WORK REQUEST: The entries that follow should come back exactly, with no pictures among them.

Page and application data records:
####
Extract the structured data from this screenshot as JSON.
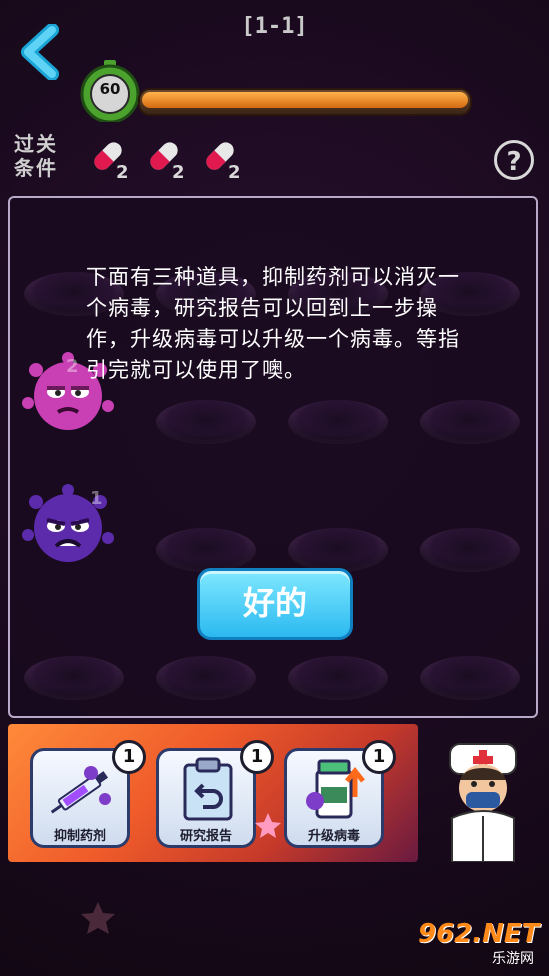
{
  "header": {
    "level": "[1-1]",
    "timer_value": "60",
    "progress_fraction": 1.0
  },
  "conditions": {
    "label": "过关\n条件",
    "pills": [
      {
        "count": "2"
      },
      {
        "count": "2"
      },
      {
        "count": "2"
      }
    ]
  },
  "dialog": {
    "text": "下面有三种道具，抑制药剂可以消灭一个病毒，研究报告可以回到上一步操作，升级病毒可以升级一个病毒。等指引完就可以使用了噢。",
    "ok_label": "好的"
  },
  "board": {
    "virus_labels": [
      "2",
      "1"
    ]
  },
  "tools": [
    {
      "label": "抑制药剂",
      "count": "1",
      "icon": "syringe-icon"
    },
    {
      "label": "研究报告",
      "count": "1",
      "icon": "clipboard-undo-icon"
    },
    {
      "label": "升级病毒",
      "count": "1",
      "icon": "upgrade-bottle-icon"
    }
  ],
  "watermark": {
    "main": "962.NET",
    "sub": "乐游网"
  },
  "colors": {
    "accent": "#2bb9f0",
    "progress": "#f39a2e",
    "board_border": "#b9a9c9"
  }
}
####
WRITTEN ANSWER:
Extract the structured data from this screenshot as JSON.
{
  "header": {
    "level": "[1-1]",
    "timer_value": "60",
    "progress_fraction": 1.0
  },
  "conditions": {
    "label": "过关\n条件",
    "pills": [
      {
        "count": "2"
      },
      {
        "count": "2"
      },
      {
        "count": "2"
      }
    ]
  },
  "dialog": {
    "text": "下面有三种道具，抑制药剂可以消灭一个病毒，研究报告可以回到上一步操作，升级病毒可以升级一个病毒。等指引完就可以使用了噢。",
    "ok_label": "好的"
  },
  "board": {
    "virus_labels": [
      "2",
      "1"
    ]
  },
  "tools": [
    {
      "label": "抑制药剂",
      "count": "1",
      "icon": "syringe-icon"
    },
    {
      "label": "研究报告",
      "count": "1",
      "icon": "clipboard-undo-icon"
    },
    {
      "label": "升级病毒",
      "count": "1",
      "icon": "upgrade-bottle-icon"
    }
  ],
  "watermark": {
    "main": "962.NET",
    "sub": "乐游网"
  },
  "colors": {
    "accent": "#2bb9f0",
    "progress": "#f39a2e",
    "board_border": "#b9a9c9"
  }
}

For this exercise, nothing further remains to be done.